--- SUPPLIED RECORDS Enclosed Below ---

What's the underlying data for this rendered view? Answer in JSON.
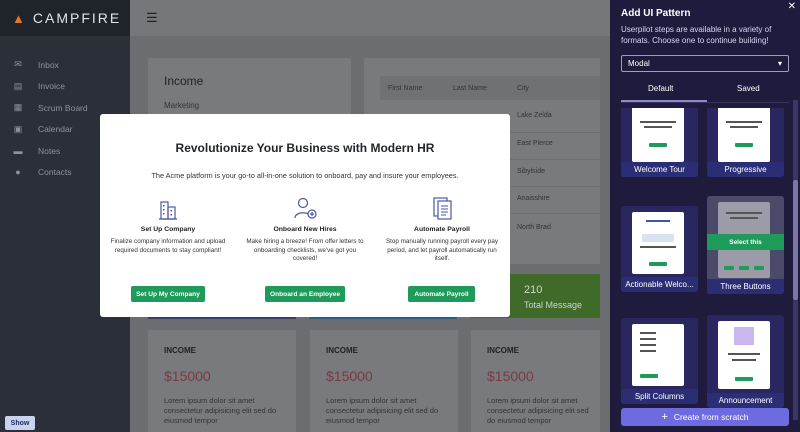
{
  "app": {
    "brand": "CAMPFIRE"
  },
  "sidebar": {
    "items": [
      {
        "label": "Inbox",
        "icon": "mail-icon"
      },
      {
        "label": "Invoice",
        "icon": "invoice-icon"
      },
      {
        "label": "Scrum Board",
        "icon": "board-icon"
      },
      {
        "label": "Calendar",
        "icon": "calendar-icon"
      },
      {
        "label": "Notes",
        "icon": "notes-icon"
      },
      {
        "label": "Contacts",
        "icon": "contacts-icon"
      }
    ],
    "show_label": "Show"
  },
  "dashboard": {
    "income_card": {
      "title": "Income",
      "subtitle": "Marketing"
    },
    "table": {
      "headers": [
        "First Name",
        "Last Name",
        "City"
      ],
      "cities": [
        "Lake Zelda",
        "East Pierce",
        "Sibylside",
        "Anaisshire",
        "North Brad"
      ]
    },
    "stat": {
      "value": "210",
      "label": "Total Message"
    },
    "income_boxes": [
      {
        "title": "INCOME",
        "value": "$15000",
        "desc": "Lorem ipsum dolor sit amet consectetur adipisicing elit sed do eiusmod tempor"
      },
      {
        "title": "INCOME",
        "value": "$15000",
        "desc": "Lorem ipsum dolor sit amet consectetur adipisicing elit sed do eiusmod tempor"
      },
      {
        "title": "INCOME",
        "value": "$15000",
        "desc": "Lorem ipsum dolor sit amet consectetur adipisicing elit sed do eiusmod tempor"
      }
    ]
  },
  "modal": {
    "title": "Revolutionize Your Business with Modern HR",
    "lead": "The Acme platform is your go-to all-in-one solution to onboard, pay and insure your employees.",
    "columns": [
      {
        "title": "Set Up Company",
        "desc": "Finalize company information and upload required documents to stay compliant!",
        "cta": "Set Up My Company",
        "icon": "building-icon"
      },
      {
        "title": "Onboard New Hires",
        "desc": "Make hiring a breeze! From offer letters to onboarding checklists, we've got you covered!",
        "cta": "Onboard an Employee",
        "icon": "add-person-icon"
      },
      {
        "title": "Automate Payroll",
        "desc": "Stop manually running payroll every pay period, and let payroll automatically run itself.",
        "cta": "Automate Payroll",
        "icon": "documents-icon"
      }
    ]
  },
  "panel": {
    "title": "Add UI Pattern",
    "description": "Userpilot steps are available in a variety of formats. Choose one to continue building!",
    "select_value": "Modal",
    "tabs": [
      "Default",
      "Saved"
    ],
    "tiles": [
      "Welcome Tour",
      "Progressive",
      "Actionable Welco...",
      "Three Buttons",
      "Split Columns",
      "Announcement"
    ],
    "hover_label": "Select this",
    "create_label": "Create from scratch",
    "colors": {
      "accent": "#6e6be0",
      "panel_bg": "#1e1b3d",
      "cta_green": "#1e9b5a"
    }
  }
}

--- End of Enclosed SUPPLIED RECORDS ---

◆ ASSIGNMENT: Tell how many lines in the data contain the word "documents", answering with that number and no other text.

◆ YOUR SOLUTION: 2